No electricity? No Problem!

The first thing most people will ask on seeing this is 'why?'. The answer is partly 'because I can' and partly just because we needed to weld with limited or no electricity and no gas welding gear was available. This was while working on the trike which was built almost entirely on a farm belonging to Larry's uncle. The electric feed to the sheds are/were unreliable and to be honest the house isn't much better. We could run small things (lights, grinders, etc) on long extension leads daisy chained together but obviously such a scheme would not work for welding. Hence the battery powered arc welder was born.

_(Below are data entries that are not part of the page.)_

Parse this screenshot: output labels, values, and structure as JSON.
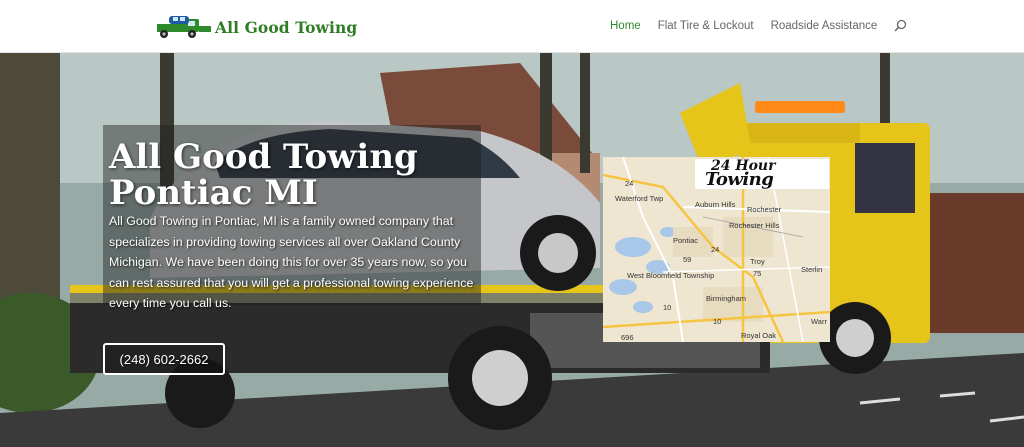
{
  "header": {
    "logo_text": "All Good Towing",
    "nav": [
      {
        "label": "Home",
        "active": true
      },
      {
        "label": "Flat Tire & Lockout",
        "active": false
      },
      {
        "label": "Roadside Assistance",
        "active": false
      }
    ],
    "search_icon": "search-icon"
  },
  "hero": {
    "title_line1": "All Good Towing",
    "title_line2": "Pontiac MI",
    "description": "All Good Towing in Pontiac, MI is a family owned company that specializes in providing towing services all over Oakland County Michigan. We have been doing this for over 35 years now, so you can rest assured that you will get a professional towing experience every time you call us.",
    "phone": "(248) 602-2662"
  },
  "map": {
    "banner_top": "24 Hour",
    "banner_bottom": "Towing",
    "places": [
      "Waterford Twp",
      "Auburn Hills",
      "Rochester",
      "Rochester Hills",
      "Pontiac",
      "Troy",
      "West Bloomfield Township",
      "Birmingham",
      "Sterlin",
      "Royal Oak",
      "Warr"
    ],
    "routes": [
      "24",
      "59",
      "24",
      "10",
      "75",
      "10",
      "696"
    ]
  },
  "colors": {
    "brand_green": "#2f7d25",
    "nav_active": "#2e8a2e",
    "truck_yellow": "#e6c51b"
  }
}
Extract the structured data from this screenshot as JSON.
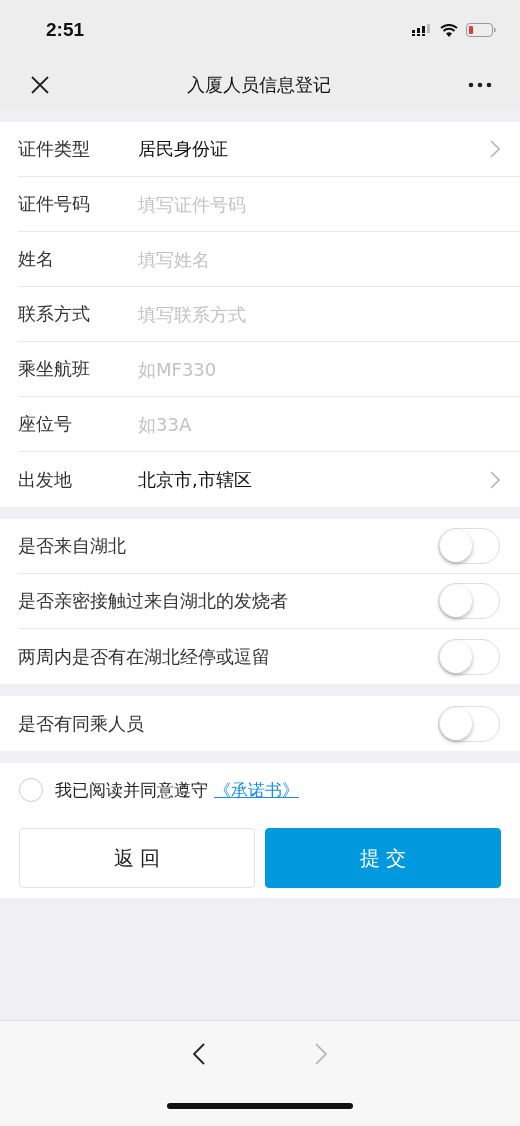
{
  "status_bar": {
    "time": "2:51"
  },
  "nav": {
    "title": "入厦人员信息登记"
  },
  "form": [
    {
      "kind": "select",
      "label": "证件类型",
      "value": "居民身份证"
    },
    {
      "kind": "input",
      "label": "证件号码",
      "placeholder": "填写证件号码"
    },
    {
      "kind": "input",
      "label": "姓名",
      "placeholder": "填写姓名"
    },
    {
      "kind": "input",
      "label": "联系方式",
      "placeholder": "填写联系方式"
    },
    {
      "kind": "input",
      "label": "乘坐航班",
      "placeholder": "如MF330"
    },
    {
      "kind": "input",
      "label": "座位号",
      "placeholder": "如33A"
    },
    {
      "kind": "select",
      "label": "出发地",
      "value": "北京市,市辖区"
    }
  ],
  "toggle_groups": [
    [
      {
        "label": "是否来自湖北",
        "on": false
      },
      {
        "label": "是否亲密接触过来自湖北的发烧者",
        "on": false
      },
      {
        "label": "两周内是否有在湖北经停或逗留",
        "on": false
      }
    ],
    [
      {
        "label": "是否有同乘人员",
        "on": false
      }
    ]
  ],
  "agreement": {
    "checked": false,
    "text": "我已阅读并同意遵守",
    "link": "《承诺书》"
  },
  "buttons": [
    {
      "label": "返 回",
      "kind": "secondary"
    },
    {
      "label": "提 交",
      "kind": "primary"
    }
  ],
  "toolbar": {
    "back_disabled": false,
    "forward_disabled": true
  }
}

And now onto the 'how': All that is really needed for arc welding is a source of suitably high current and sufficient voltage to strike and maintain an arc. Since lead acid batteries are commonly used to start cars, something requiring several hundred amps it was obvious that they could supply the current. The remaining questions were could they do this for the length of time required without dying/melting/exploding - the obvious way to find out was by experiment. Old batteries were acquired from a friend who works in a boatyard. These were in the 80 Ah range and are usually used to power lights, navigation equipment, etc. These were then connected together with borrowed jump leads and a current limiting device. In this case the current limiting device consisted of several old bike spokes in parallel - when hot (glowing) they provided sufficient resistance to limit the current to an estimated 200A.

I found that at 24V (2 batteries) it was difficult to strike and harder to maintain an arc but with 36V it worked well and I was able to produce some successful welds on test pieces (see the images below). Soon after this the bike spoke current limiter burned out and I had to stop but I had proved the concept was workable. At this point I was using two of the large batteries and one much smaller car battery that was lying around the garage.

Obviously doing this for any length of time would kill the batteries so some means of maintaining their charge between welding was needed. Since there was some power available from the house a mains powered charger capable of delivering about 16 amps was constructed. This was mounted on the grey board that can be seen in the first picture. The overall circuit of the welder is shown in the diagram below but it should be noted that the transformer used was not a single device as shown but instead consisted of two low voltage lighting transformers designed for powering halogen lamps and a total of twelve 12V 50W windings connected in a series/parallel combination to produce a single high current 36V transformer. The cables from the batteries the the terminals consist of many pieces of 2.5mm copper wire braided together and attached to the batteries with G clamps. The terminals themselves are made of 10mm threaded rod for connection to a pair of welding leads and the power resistor is an 8 inch length of very thick iron fence wire strung between two ceramic posts.

It was hoped that in use the 12V bulbs in series with the charger would limit the current delivered by it to a safe value during welding but it was found that the voltage of the batteries dropped so much that significantly more than 12V appeared across the bulbs causing them to blow. In the end we just manually disconnected the charger when we started welding and reconnected it afterwards. At some point I will either find some more powerful bulbs or add a relay circuit to do this (the former is preferred since the charger can then assist in supplying the welding current.)